But any consternation was all for naught. Harrison was good enough, and then some. And she proved her mettle in double time. By the end of her freshman season, she had become the Saints’ undisputed No. 1. And by the time she left St. Lawrence three years later, she was second in goals-against average (1.92), second in shutouts (16), fifth in save percentage (.919) and fourth in wins (49) in program history.
Harrison’s rise was the culmination of her own ability, work ethic and one thing incredibly difficult to come by in New Zealand: reps, and a lot of them. The result was a goaltender who, as a 21-year-old in 2018, had left an indelible impression on Crickard – and also gave him a flashback.
Before his assistant coaching gigs at the OHL, WHL, U-17 and U-18 levels, Crickard himself was a goaltender who, at one off-season camp, was paired with Genevieve Lacasse, then a college netminder but one who would go on to win World Championship and Olympic gold with Canada. Lacasse stood out among, and head and shoulders above, her male counterparts.
“I’m watching (Harrison) and thinking about where she fits in the spectrum of other goaltenders in New Zealand, and I kind of had the same feeling,” Crickard said. “She looks just as good or better than anyone else here. She moves better, she’s technically better and, for one thing, she’s significantly younger than some of the goalies in the league.”
But actually getting Harrison into the lineup had to wait. After finishing her degree in statistics, and with graduation on the horizon in 2019, she considered playing in the CWHL, but then the league ceased operations. She then spent time travelling the United States and later leaned toward calling it quits altogether. “I had such an incredible experience at St. Lawrence that I was very content with my hockey career,” she said. “Going to Europe – I was a bit worried I wouldn’t find a spot I really enjoyed, and I was quite excited to start using my degree.”

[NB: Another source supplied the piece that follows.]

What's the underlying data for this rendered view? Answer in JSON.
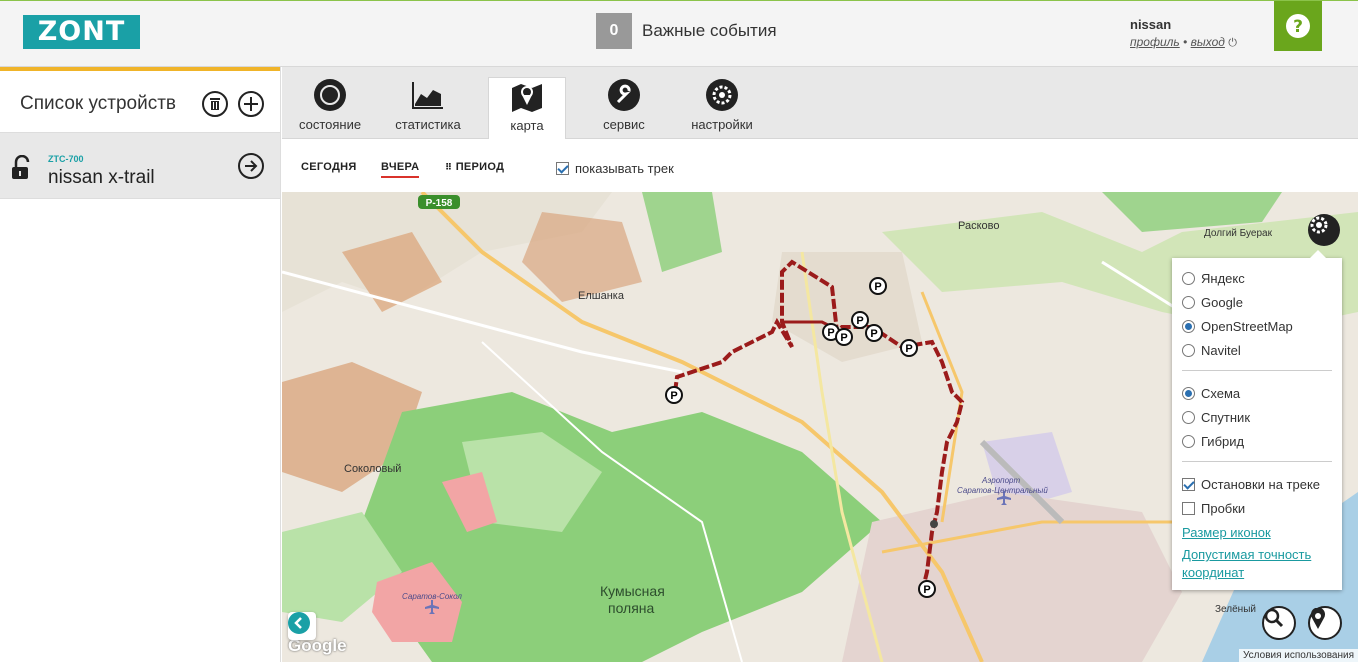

Despite his interest in bringing Harrison into the fold, though, it wasn’t Crickard who persuaded her to join the Swarm. It was Harrison’s now-teammates who planted those seeds. Even still, as the pandemic cancelled the NZIHL’s 2020 season, Crickard had to wait that much longer to see his premonition fulfilled.

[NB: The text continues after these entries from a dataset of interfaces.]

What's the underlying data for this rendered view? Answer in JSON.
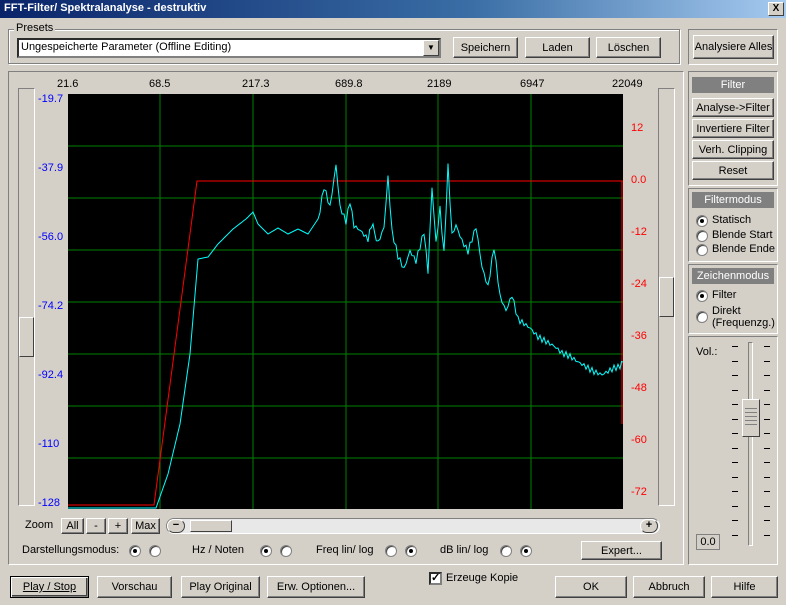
{
  "window": {
    "title": "FFT-Filter/ Spektralanalyse - destruktiv",
    "close_label": "X"
  },
  "presets": {
    "group_label": "Presets",
    "selected": "Ungespeicherte Parameter  (Offline Editing)",
    "save_label": "Speichern",
    "load_label": "Laden",
    "delete_label": "Löschen"
  },
  "analyze_all_label": "Analysiere Alles",
  "graph": {
    "x_ticks": [
      "21.6",
      "68.5",
      "217.3",
      "689.8",
      "2189",
      "6947",
      "22049"
    ],
    "left_ticks": [
      "-19.7",
      "-37.9",
      "-56.0",
      "-74.2",
      "-92.4",
      "-110",
      "-128"
    ],
    "right_ticks": [
      "12",
      "0.0",
      "-12",
      "-24",
      "-36",
      "-48",
      "-60",
      "-72"
    ],
    "colors": {
      "background": "#000000",
      "grid": "#008000",
      "filter": "#ff0000",
      "spectrum": "#00ffff",
      "left_axis": "#0000ff",
      "right_axis": "#ff0000"
    }
  },
  "zoom": {
    "label": "Zoom",
    "all": "All",
    "minus": "-",
    "plus": "+",
    "max": "Max",
    "scroll_left": "−",
    "scroll_right": "+"
  },
  "options": {
    "display_mode": "Darstellungsmodus:",
    "hz_notes": "Hz / Noten",
    "freq_scale": "Freq lin/ log",
    "db_scale": "dB lin/ log",
    "expert": "Expert..."
  },
  "filter_panel": {
    "header": "Filter",
    "buttons": [
      "Analyse->Filter",
      "Invertiere Filter",
      "Verh. Clipping",
      "Reset"
    ]
  },
  "filtermode": {
    "header": "Filtermodus",
    "options": [
      "Statisch",
      "Blende Start",
      "Blende Ende"
    ],
    "selected": "Statisch"
  },
  "drawmode": {
    "header": "Zeichenmodus",
    "options": [
      "Filter",
      "Direkt",
      "(Frequenzg.)"
    ],
    "selected": "Filter"
  },
  "volume": {
    "label": "Vol.:",
    "value": "0.0"
  },
  "bottom": {
    "play_stop": "Play / Stop",
    "preview": "Vorschau",
    "play_original": "Play Original",
    "ext_options": "Erw. Optionen...",
    "create_copy": "Erzeuge Kopie",
    "ok": "OK",
    "cancel": "Abbruch",
    "help": "Hilfe"
  }
}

Finally, this past May, Harrison stepped into the crease as the Swarm’s starter and as one of only two women in the league, alongside Canterbury Red Devils goalie Lilly Forbes. By Harrison’s own admission, her first start was shaky, but as she’s done throughout her career, she settled in. “Ten minutes in I stopped a 3-on-0. I treat 3-on-0’s like seeing spiders: they’re more scared of you than you are of them,” she said, laughing.
Whether it’s an odd-man rush, challenging for a starting role on the Swarm or travelling halfway across the world to pursue a dream, it’s that same easygoing attitude that has kept Harrison in the crease. Her unflappable and often fly-by-the-seat-of-her-pants nature is encapsulated when she pivots to talking about the season ahead and what comes next in a circuitous hockey career that has taken a Kiwi kid to a Canadian prep school, an elite American women’s collegiate program and all the way back home to New Zealand’s top hockey league.

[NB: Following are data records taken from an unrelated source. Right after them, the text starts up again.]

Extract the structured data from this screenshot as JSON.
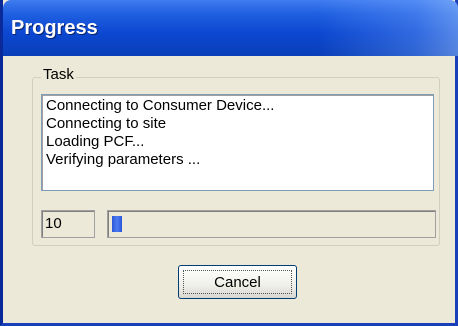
{
  "window": {
    "title": "Progress"
  },
  "group": {
    "label": "Task"
  },
  "log": {
    "lines": [
      "Connecting to Consumer Device...",
      "Connecting to site",
      "Loading PCF...",
      "Verifying parameters ..."
    ]
  },
  "progress": {
    "value_text": "10",
    "fraction": 0.03
  },
  "buttons": {
    "cancel_label": "Cancel"
  },
  "colors": {
    "titlebar": "#0b47d0",
    "progress_fill": "#2a56d8",
    "window_bg": "#ece9d8"
  }
}
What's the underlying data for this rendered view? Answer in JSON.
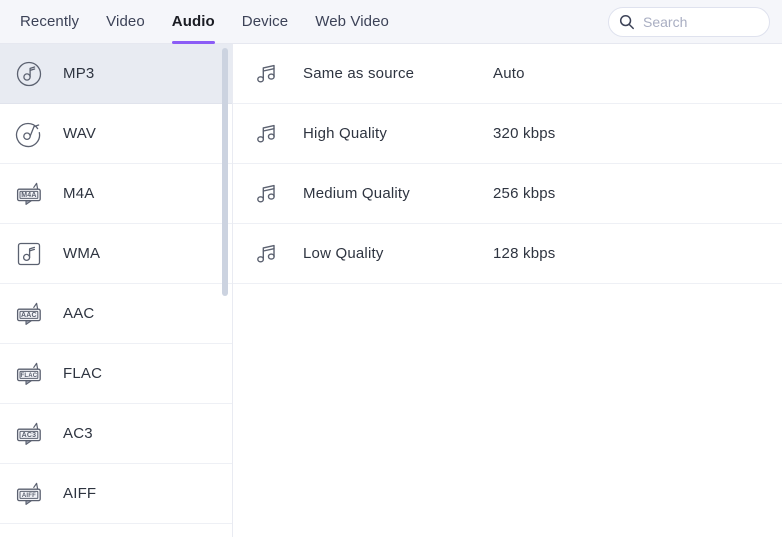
{
  "header": {
    "tabs": [
      {
        "label": "Recently",
        "active": false
      },
      {
        "label": "Video",
        "active": false
      },
      {
        "label": "Audio",
        "active": true
      },
      {
        "label": "Device",
        "active": false
      },
      {
        "label": "Web Video",
        "active": false
      }
    ],
    "search": {
      "placeholder": "Search",
      "value": "",
      "icon": "search-icon"
    },
    "accent_color": "#8b5cf6",
    "background_color": "#f5f6fa"
  },
  "sidebar": {
    "selected": "MP3",
    "selected_background": "#e8ebf2",
    "scrollbar": {
      "visible": true,
      "thumb_color": "#ccd3e0"
    },
    "items": [
      {
        "label": "MP3",
        "icon": "mp3-format-icon",
        "icon_style": "disc",
        "badge": "",
        "selected": true
      },
      {
        "label": "WAV",
        "icon": "wav-format-icon",
        "icon_style": "disc2",
        "badge": "",
        "selected": false
      },
      {
        "label": "M4A",
        "icon": "m4a-format-icon",
        "icon_style": "tag",
        "badge": "M4A",
        "selected": false
      },
      {
        "label": "WMA",
        "icon": "wma-format-icon",
        "icon_style": "square",
        "badge": "",
        "selected": false
      },
      {
        "label": "AAC",
        "icon": "aac-format-icon",
        "icon_style": "tag",
        "badge": "AAC",
        "selected": false
      },
      {
        "label": "FLAC",
        "icon": "flac-format-icon",
        "icon_style": "tag",
        "badge": "FLAC",
        "selected": false
      },
      {
        "label": "AC3",
        "icon": "ac3-format-icon",
        "icon_style": "tag",
        "badge": "AC3",
        "selected": false
      },
      {
        "label": "AIFF",
        "icon": "aiff-format-icon",
        "icon_style": "tag",
        "badge": "AIFF",
        "selected": false
      }
    ]
  },
  "content": {
    "rows": [
      {
        "name": "Same as source",
        "value": "Auto",
        "icon": "music-note-icon"
      },
      {
        "name": "High Quality",
        "value": "320 kbps",
        "icon": "music-note-icon"
      },
      {
        "name": "Medium Quality",
        "value": "256 kbps",
        "icon": "music-note-icon"
      },
      {
        "name": "Low Quality",
        "value": "128 kbps",
        "icon": "music-note-icon"
      }
    ]
  }
}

“I quite like to roll with what just comes up,” she said. “That’s worked out really well for me so far. St. Lawrence happened really last minute, going to Canada happened last minute…Roll with the punches. I’m 24, I’m just enjoying it. Hockey has done some incredible things for me, so we’ll see what comes next.”